  • Kristina Helgesson Kjellin


In my reading of Religion. Material Dynamics, one sentence in particular strikes me: “[T]he academic study of religion is a joke” (71). Chidester does not write that in order to denounce all academic research pertaining to religion. Rather, with these words he wants to point to the alternatives and possibilities that joking and laughing enable: “Often, the joke confronts us with an incongruous juxtaposition between a normative and an alternative pattern of conduct.” Seeing the academic study of religion as a joke opens for “exploring alternative possibilities for being human in the world. Instead of imposing a necessary form, the study of religion produces an exhilarating sense of freedom in the play of possibilities” (71). I understand Chidester’s message in this book to be exactly that: the term “religion” is so varied and multi-faceted than what the dominating Western understandings over the years have claimed. Moreover, many of the dominating understandings of “religion” are artificial constructions, inventions. Thus, one important aim of the book is to illuminate the connections between power and disciplinary knowledge and to do away with these false understandings that have become truths, and also to lay open the colonial and imperial conditions that have formed these understandings.

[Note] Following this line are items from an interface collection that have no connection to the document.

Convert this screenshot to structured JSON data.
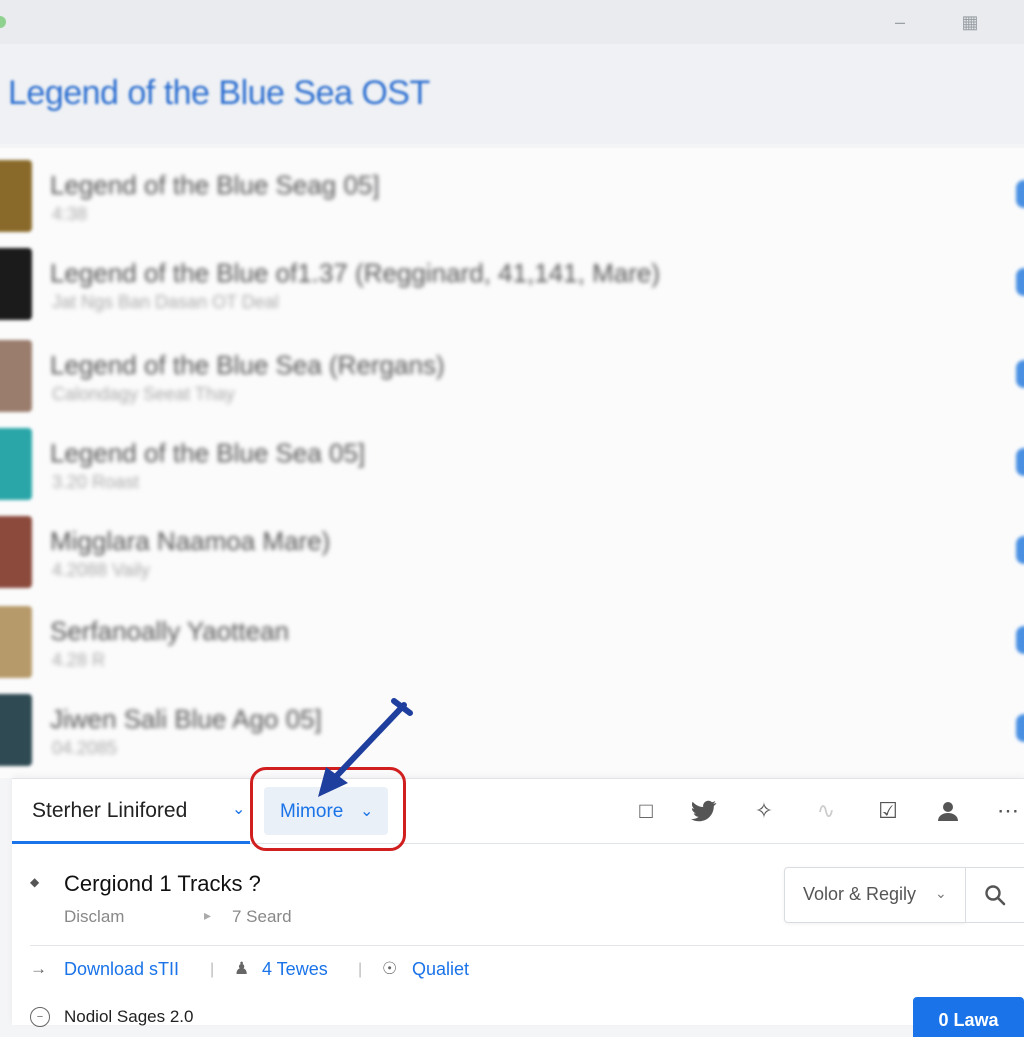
{
  "page": {
    "title": "Legend of the Blue Sea OST"
  },
  "tracks": [
    {
      "title": "Legend of the Blue Seag 05]",
      "subtitle": "4:38",
      "thumb_color": "#8a6a2a"
    },
    {
      "title": "Legend of the Blue of1.37 (Regginard, 41,141, Mare)",
      "subtitle": "Jat Ngs Ban Dasan OT Deal",
      "thumb_color": "#1b1b1b"
    },
    {
      "title": "Legend of the Blue Sea (Rergans)",
      "subtitle": "Calondagy Seeat Thay",
      "thumb_color": "#9a7d6d"
    },
    {
      "title": "Legend of the Blue Sea 05]",
      "subtitle": "3.20 Roast",
      "thumb_color": "#2aa6a8"
    },
    {
      "title": "Migglara Naamoa Mare)",
      "subtitle": "4.2088 Vaily",
      "thumb_color": "#8b4a3c"
    },
    {
      "title": "Serfanoally Yaottean",
      "subtitle": "4.28 R",
      "thumb_color": "#b79a6a"
    },
    {
      "title": "Jiwen Sali Blue Ago 05]",
      "subtitle": "04.2085",
      "thumb_color": "#2f4a52"
    }
  ],
  "panel": {
    "main_tab": "Sterher Linifored",
    "more_button": "Mimore",
    "category_title": "Cergiond 1 Tracks ?",
    "category_sub1": "Disclam",
    "category_sub2": "7 Seard",
    "sort_label": "Volor & Regily",
    "actions": {
      "download": "Download sTII",
      "tewes": "4 Tewes",
      "qualiet": "Qualiet"
    },
    "footer_text": "Nodiol Sages 2.0",
    "primary_button": "0 Lawa"
  },
  "icons": {
    "topbar": [
      "minimize-icon",
      "grid-icon"
    ],
    "toolbar": [
      "bookmark-icon",
      "twitter-icon",
      "share-icon",
      "signal-icon",
      "checkbox-icon",
      "user-icon",
      "more-icon"
    ],
    "search": "search-icon"
  },
  "colors": {
    "accent": "#1a73e8",
    "title": "#2d6fd0",
    "highlight": "#d11f1f",
    "arrow": "#1f3f9e"
  }
}
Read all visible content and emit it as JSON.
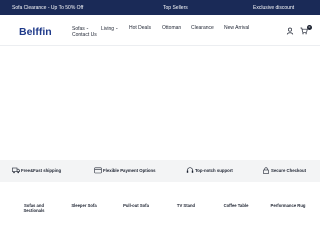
{
  "topbar": {
    "left": "Sofa Clearance - Up To 50% Off",
    "center": "Top Sellers",
    "right": "Exclusive discount",
    "bg_color": "#1a2a57"
  },
  "header": {
    "logo_text": "Belffin",
    "nav": [
      {
        "label": "Sofas",
        "icon": "chevron-down-icon"
      },
      {
        "label": "Living",
        "icon": "chevron-down-icon"
      },
      {
        "label": "Hot Deals"
      },
      {
        "label": "Ottoman"
      },
      {
        "label": "Clearance"
      },
      {
        "label": "New Arrival"
      },
      {
        "label": "Contact Us"
      }
    ],
    "icons": [
      "user-icon",
      "cart-icon"
    ],
    "cart_count": "0"
  },
  "features": [
    {
      "label": "Free&Fast shipping",
      "icon": "truck-icon"
    },
    {
      "label": "Flexible Payment Options",
      "icon": "payment-icon"
    },
    {
      "label": "Top-notch support",
      "icon": "headset-icon"
    },
    {
      "label": "Secure Checkout",
      "icon": "lock-icon"
    }
  ],
  "categories": [
    "Sofas and Sectionals",
    "Sleeper Sofa",
    "Pull-out Sofa",
    "TV Stand",
    "Coffee Table",
    "Performance Rug"
  ]
}
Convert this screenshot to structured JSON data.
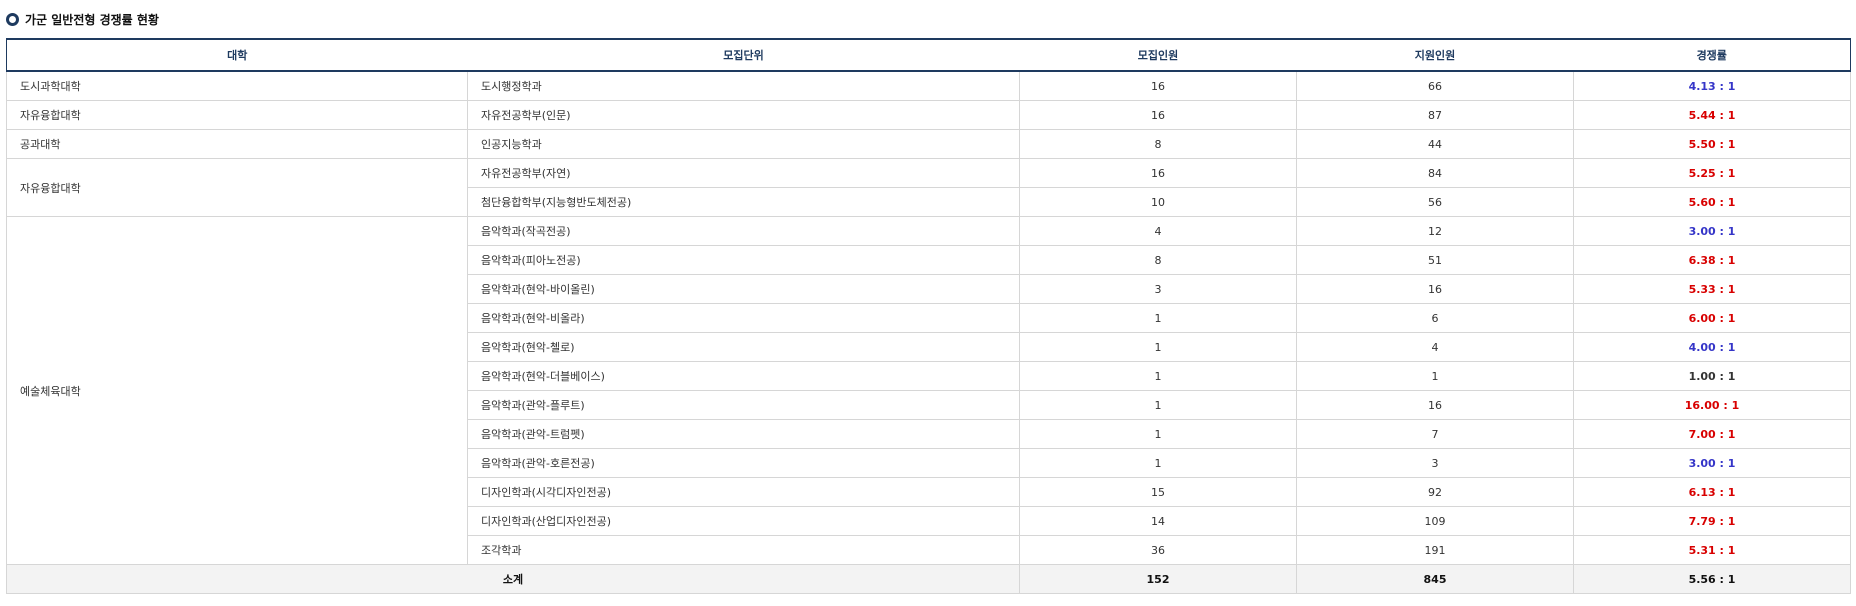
{
  "section_title": "가군 일반전형 경쟁률 현황",
  "headers": [
    "대학",
    "모집단위",
    "모집인원",
    "지원인원",
    "경쟁률"
  ],
  "rows": [
    {
      "college": "도시과학대학",
      "unit": "도시행정학과",
      "quota": "16",
      "applicants": "66",
      "rate": "4.13 : 1",
      "rate_color": "blue"
    },
    {
      "college": "자유융합대학",
      "unit": "자유전공학부(인문)",
      "quota": "16",
      "applicants": "87",
      "rate": "5.44 : 1",
      "rate_color": "red"
    },
    {
      "college": "공과대학",
      "unit": "인공지능학과",
      "quota": "8",
      "applicants": "44",
      "rate": "5.50 : 1",
      "rate_color": "red"
    },
    {
      "college": "자유융합대학",
      "unit": "자유전공학부(자연)",
      "quota": "16",
      "applicants": "84",
      "rate": "5.25 : 1",
      "rate_color": "red"
    },
    {
      "college": "",
      "unit": "첨단융합학부(지능형반도체전공)",
      "quota": "10",
      "applicants": "56",
      "rate": "5.60 : 1",
      "rate_color": "red"
    },
    {
      "college": "예술체육대학",
      "unit": "음악학과(작곡전공)",
      "quota": "4",
      "applicants": "12",
      "rate": "3.00 : 1",
      "rate_color": "blue"
    },
    {
      "college": "",
      "unit": "음악학과(피아노전공)",
      "quota": "8",
      "applicants": "51",
      "rate": "6.38 : 1",
      "rate_color": "red"
    },
    {
      "college": "",
      "unit": "음악학과(현악-바이올린)",
      "quota": "3",
      "applicants": "16",
      "rate": "5.33 : 1",
      "rate_color": "red"
    },
    {
      "college": "",
      "unit": "음악학과(현악-비올라)",
      "quota": "1",
      "applicants": "6",
      "rate": "6.00 : 1",
      "rate_color": "red"
    },
    {
      "college": "",
      "unit": "음악학과(현악-첼로)",
      "quota": "1",
      "applicants": "4",
      "rate": "4.00 : 1",
      "rate_color": "blue"
    },
    {
      "college": "",
      "unit": "음악학과(현악-더블베이스)",
      "quota": "1",
      "applicants": "1",
      "rate": "1.00 : 1",
      "rate_color": "black"
    },
    {
      "college": "",
      "unit": "음악학과(관악-플루트)",
      "quota": "1",
      "applicants": "16",
      "rate": "16.00 : 1",
      "rate_color": "red"
    },
    {
      "college": "",
      "unit": "음악학과(관악-트럼펫)",
      "quota": "1",
      "applicants": "7",
      "rate": "7.00 : 1",
      "rate_color": "red"
    },
    {
      "college": "",
      "unit": "음악학과(관악-호른전공)",
      "quota": "1",
      "applicants": "3",
      "rate": "3.00 : 1",
      "rate_color": "blue"
    },
    {
      "college": "",
      "unit": "디자인학과(시각디자인전공)",
      "quota": "15",
      "applicants": "92",
      "rate": "6.13 : 1",
      "rate_color": "red"
    },
    {
      "college": "",
      "unit": "디자인학과(산업디자인전공)",
      "quota": "14",
      "applicants": "109",
      "rate": "7.79 : 1",
      "rate_color": "red"
    },
    {
      "college": "",
      "unit": "조각학과",
      "quota": "36",
      "applicants": "191",
      "rate": "5.31 : 1",
      "rate_color": "red"
    }
  ],
  "total": {
    "label": "소계",
    "quota": "152",
    "applicants": "845",
    "rate": "5.56 : 1",
    "rate_color": "red"
  },
  "colors": {
    "blue": "#3535c8",
    "red": "#d80000",
    "black": "#333333",
    "header_navy": "#1e3a5f"
  }
}
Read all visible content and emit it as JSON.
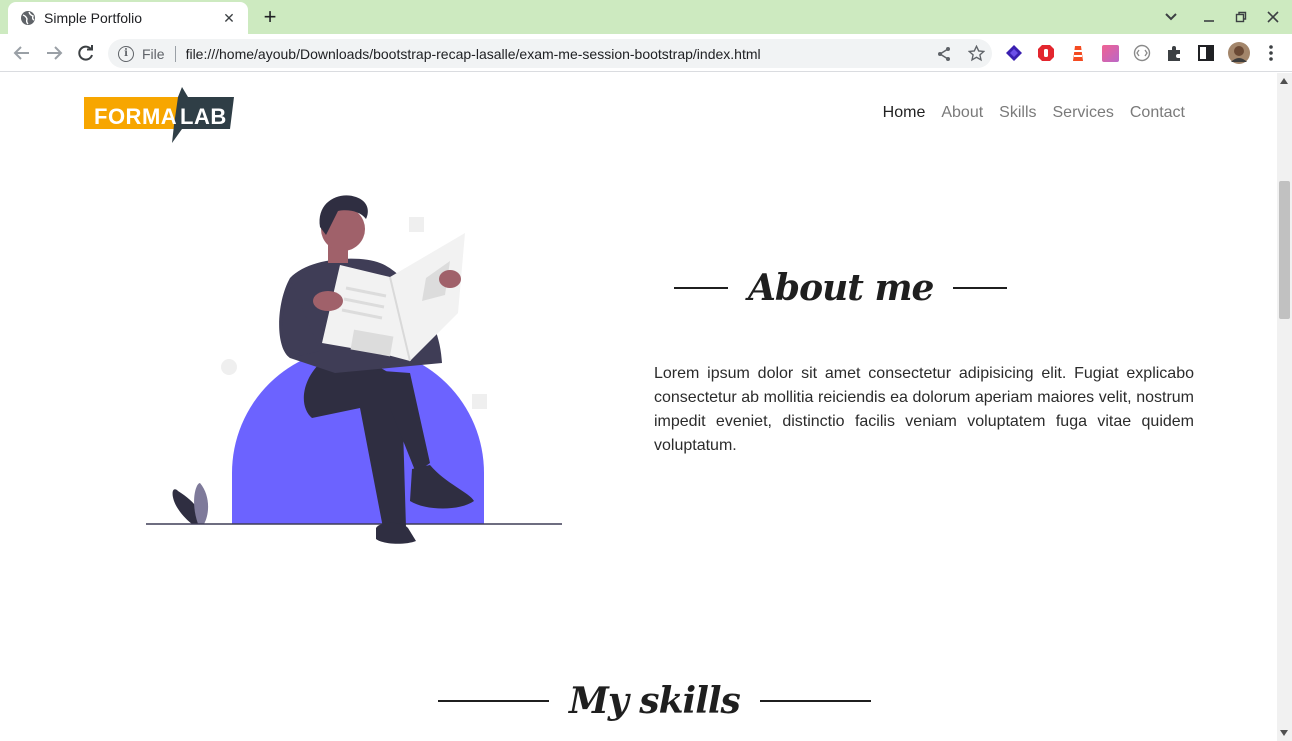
{
  "browser": {
    "tab_title": "Simple Portfolio",
    "new_tab_label": "+",
    "address_scheme": "File",
    "address_url": "file:///home/ayoub/Downloads/bootstrap-recap-lasalle/exam-me-session-bootstrap/index.html"
  },
  "site": {
    "logo_part1": "FORMA",
    "logo_part2": "LAB",
    "nav": [
      {
        "label": "Home",
        "active": true
      },
      {
        "label": "About",
        "active": false
      },
      {
        "label": "Skills",
        "active": false
      },
      {
        "label": "Services",
        "active": false
      },
      {
        "label": "Contact",
        "active": false
      }
    ]
  },
  "about": {
    "title": "About me",
    "text": "Lorem ipsum dolor sit amet consectetur adipisicing elit. Fugiat explicabo consectetur ab mollitia reiciendis ea dolorum aperiam maiores velit, nostrum impedit eveniet, distinctio facilis veniam voluptatem fuga vitae quidem voluptatum."
  },
  "skills": {
    "title": "My skills"
  },
  "colors": {
    "tab_bar": "#cdeac0",
    "logo_yellow": "#f7a600",
    "logo_dark": "#2f3e46",
    "illustration_purple": "#6c63ff",
    "person_dark": "#2f2e41",
    "skin": "#a0616a"
  }
}
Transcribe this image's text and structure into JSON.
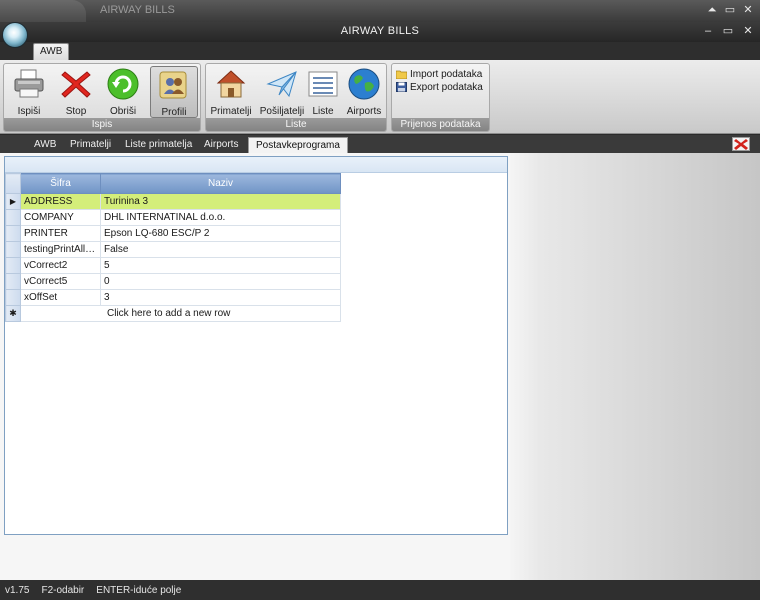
{
  "outer_title": "AIRWAY BILLS",
  "outer_controls": [
    "⏶",
    "▭",
    "✕"
  ],
  "app_title": "AIRWAY BILLS",
  "app_controls": [
    "–",
    "▭",
    "✕"
  ],
  "ribbon": {
    "tab": "AWB",
    "groups": [
      {
        "caption": "Ispis",
        "buttons": [
          "Ispiši",
          "Stop",
          "Obriši",
          "Profili"
        ]
      },
      {
        "caption": "Liste",
        "buttons": [
          "Primatelji",
          "Pošiljatelji",
          "Liste",
          "Airports"
        ]
      },
      {
        "caption": "Prijenos podataka",
        "buttons": [
          "Import podataka",
          "Export podataka"
        ]
      }
    ]
  },
  "doc_tabs": [
    "AWB",
    "Primatelji",
    "Liste primatelja",
    "Airports",
    "Postavkeprograma"
  ],
  "grid": {
    "columns": [
      "Šifra",
      "Naziv"
    ],
    "rows": [
      {
        "sifra": "ADDRESS",
        "naziv": "Turinina 3"
      },
      {
        "sifra": "COMPANY",
        "naziv": "DHL INTERNATINAL d.o.o."
      },
      {
        "sifra": "PRINTER",
        "naziv": "Epson LQ-680 ESC/P 2"
      },
      {
        "sifra": "testingPrintAllO...",
        "naziv": "False"
      },
      {
        "sifra": "vCorrect2",
        "naziv": "5"
      },
      {
        "sifra": "vCorrect5",
        "naziv": "0"
      },
      {
        "sifra": "xOffSet",
        "naziv": "3"
      }
    ],
    "new_row_text": "Click here to add a new row",
    "current_row_marker": "▶",
    "new_row_marker": "✱"
  },
  "status": [
    "v1.75",
    "F2-odabir",
    "ENTER-iduće polje"
  ]
}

Chidester is not the first to do that, but he does so by emphasizing “religious materiality and the material study of religion” (xi) with political economy as the lens, thus stating that “religion” can never be understood outside of “the material dynamics of conditions and consequences” (210). That is also the overall argument of the book: the necessity of deconstructing, reconstructing, and contextualizing “religion” in order to make the term relevant at all.